— AIM OF THE EXERCISE —
Each line below needs to be printed again exactly.

— ENTRIES PROVIDED —
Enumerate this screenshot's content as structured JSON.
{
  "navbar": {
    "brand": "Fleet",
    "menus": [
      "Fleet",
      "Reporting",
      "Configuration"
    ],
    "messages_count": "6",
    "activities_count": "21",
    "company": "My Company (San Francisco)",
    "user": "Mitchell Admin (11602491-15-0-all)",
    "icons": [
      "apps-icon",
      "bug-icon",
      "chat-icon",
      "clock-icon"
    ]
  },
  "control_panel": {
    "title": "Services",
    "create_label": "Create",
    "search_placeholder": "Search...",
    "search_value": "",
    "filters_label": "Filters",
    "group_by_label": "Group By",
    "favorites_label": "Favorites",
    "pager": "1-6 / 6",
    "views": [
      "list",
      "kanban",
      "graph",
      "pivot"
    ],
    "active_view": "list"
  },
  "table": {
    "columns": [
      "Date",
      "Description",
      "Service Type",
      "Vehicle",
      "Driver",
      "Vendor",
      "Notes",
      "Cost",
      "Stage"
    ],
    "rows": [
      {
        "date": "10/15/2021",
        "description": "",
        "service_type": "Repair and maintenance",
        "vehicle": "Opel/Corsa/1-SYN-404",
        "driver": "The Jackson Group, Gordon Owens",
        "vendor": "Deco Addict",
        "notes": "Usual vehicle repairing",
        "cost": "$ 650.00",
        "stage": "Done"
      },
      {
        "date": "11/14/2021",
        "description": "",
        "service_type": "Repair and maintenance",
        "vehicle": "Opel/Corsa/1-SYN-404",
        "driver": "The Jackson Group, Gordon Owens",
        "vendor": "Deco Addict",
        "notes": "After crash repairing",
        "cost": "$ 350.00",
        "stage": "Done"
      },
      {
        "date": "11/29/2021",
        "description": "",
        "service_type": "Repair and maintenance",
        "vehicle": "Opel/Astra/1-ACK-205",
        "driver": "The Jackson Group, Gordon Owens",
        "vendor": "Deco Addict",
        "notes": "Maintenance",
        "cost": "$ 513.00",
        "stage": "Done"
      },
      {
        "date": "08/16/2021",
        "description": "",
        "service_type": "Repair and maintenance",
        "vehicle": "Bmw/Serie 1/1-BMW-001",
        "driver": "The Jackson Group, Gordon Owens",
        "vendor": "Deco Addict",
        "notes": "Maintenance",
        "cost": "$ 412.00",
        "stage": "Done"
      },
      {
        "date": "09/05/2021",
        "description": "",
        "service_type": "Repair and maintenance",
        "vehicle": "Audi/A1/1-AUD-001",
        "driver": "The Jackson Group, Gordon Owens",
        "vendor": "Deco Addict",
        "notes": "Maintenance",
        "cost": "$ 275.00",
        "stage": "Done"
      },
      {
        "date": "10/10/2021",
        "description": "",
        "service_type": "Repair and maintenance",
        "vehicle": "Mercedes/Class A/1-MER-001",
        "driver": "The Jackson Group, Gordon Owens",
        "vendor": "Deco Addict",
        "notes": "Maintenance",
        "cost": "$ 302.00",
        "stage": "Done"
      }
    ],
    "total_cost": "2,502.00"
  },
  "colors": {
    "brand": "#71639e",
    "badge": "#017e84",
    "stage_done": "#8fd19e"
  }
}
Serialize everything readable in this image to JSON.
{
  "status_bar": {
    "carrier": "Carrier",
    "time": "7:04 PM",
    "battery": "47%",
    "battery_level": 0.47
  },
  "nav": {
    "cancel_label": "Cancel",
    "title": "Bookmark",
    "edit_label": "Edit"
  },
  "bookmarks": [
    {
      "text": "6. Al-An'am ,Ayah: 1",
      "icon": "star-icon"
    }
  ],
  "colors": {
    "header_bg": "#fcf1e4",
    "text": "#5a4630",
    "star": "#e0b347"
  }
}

— RESPONSE AREA —
Enumerate this screenshot's content as structured JSON.
{
  "navbar": {
    "brand": "Fleet",
    "menus": [
      "Fleet",
      "Reporting",
      "Configuration"
    ],
    "messages_count": "6",
    "activities_count": "21",
    "company": "My Company (San Francisco)",
    "user": "Mitchell Admin (11602491-15-0-all)",
    "icons": [
      "apps-icon",
      "bug-icon",
      "chat-icon",
      "clock-icon"
    ]
  },
  "control_panel": {
    "title": "Services",
    "create_label": "Create",
    "search_placeholder": "Search...",
    "search_value": "",
    "filters_label": "Filters",
    "group_by_label": "Group By",
    "favorites_label": "Favorites",
    "pager": "1-6 / 6",
    "views": [
      "list",
      "kanban",
      "graph",
      "pivot"
    ],
    "active_view": "list"
  },
  "table": {
    "columns": [
      "Date",
      "Description",
      "Service Type",
      "Vehicle",
      "Driver",
      "Vendor",
      "Notes",
      "Cost",
      "Stage"
    ],
    "rows": [
      {
        "date": "10/15/2021",
        "description": "",
        "service_type": "Repair and maintenance",
        "vehicle": "Opel/Corsa/1-SYN-404",
        "driver": "The Jackson Group, Gordon Owens",
        "vendor": "Deco Addict",
        "notes": "Usual vehicle repairing",
        "cost": "$ 650.00",
        "stage": "Done"
      },
      {
        "date": "11/14/2021",
        "description": "",
        "service_type": "Repair and maintenance",
        "vehicle": "Opel/Corsa/1-SYN-404",
        "driver": "The Jackson Group, Gordon Owens",
        "vendor": "Deco Addict",
        "notes": "After crash repairing",
        "cost": "$ 350.00",
        "stage": "Done"
      },
      {
        "date": "11/29/2021",
        "description": "",
        "service_type": "Repair and maintenance",
        "vehicle": "Opel/Astra/1-ACK-205",
        "driver": "The Jackson Group, Gordon Owens",
        "vendor": "Deco Addict",
        "notes": "Maintenance",
        "cost": "$ 513.00",
        "stage": "Done"
      },
      {
        "date": "08/16/2021",
        "description": "",
        "service_type": "Repair and maintenance",
        "vehicle": "Bmw/Serie 1/1-BMW-001",
        "driver": "The Jackson Group, Gordon Owens",
        "vendor": "Deco Addict",
        "notes": "Maintenance",
        "cost": "$ 412.00",
        "stage": "Done"
      },
      {
        "date": "09/05/2021",
        "description": "",
        "service_type": "Repair and maintenance",
        "vehicle": "Audi/A1/1-AUD-001",
        "driver": "The Jackson Group, Gordon Owens",
        "vendor": "Deco Addict",
        "notes": "Maintenance",
        "cost": "$ 275.00",
        "stage": "Done"
      },
      {
        "date": "10/10/2021",
        "description": "",
        "service_type": "Repair and maintenance",
        "vehicle": "Mercedes/Class A/1-MER-001",
        "driver": "The Jackson Group, Gordon Owens",
        "vendor": "Deco Addict",
        "notes": "Maintenance",
        "cost": "$ 302.00",
        "stage": "Done"
      }
    ],
    "total_cost": "2,502.00"
  },
  "colors": {
    "brand": "#71639e",
    "badge": "#017e84",
    "stage_done": "#8fd19e"
  }
}
Serialize everything readable in this image to JSON.
{
  "status_bar": {
    "carrier": "Carrier",
    "time": "7:04 PM",
    "battery": "47%",
    "battery_level": 0.47
  },
  "nav": {
    "cancel_label": "Cancel",
    "title": "Bookmark",
    "edit_label": "Edit"
  },
  "bookmarks": [
    {
      "text": "6. Al-An'am ,Ayah: 1",
      "icon": "star-icon"
    }
  ],
  "colors": {
    "header_bg": "#fcf1e4",
    "text": "#5a4630",
    "star": "#e0b347"
  }
}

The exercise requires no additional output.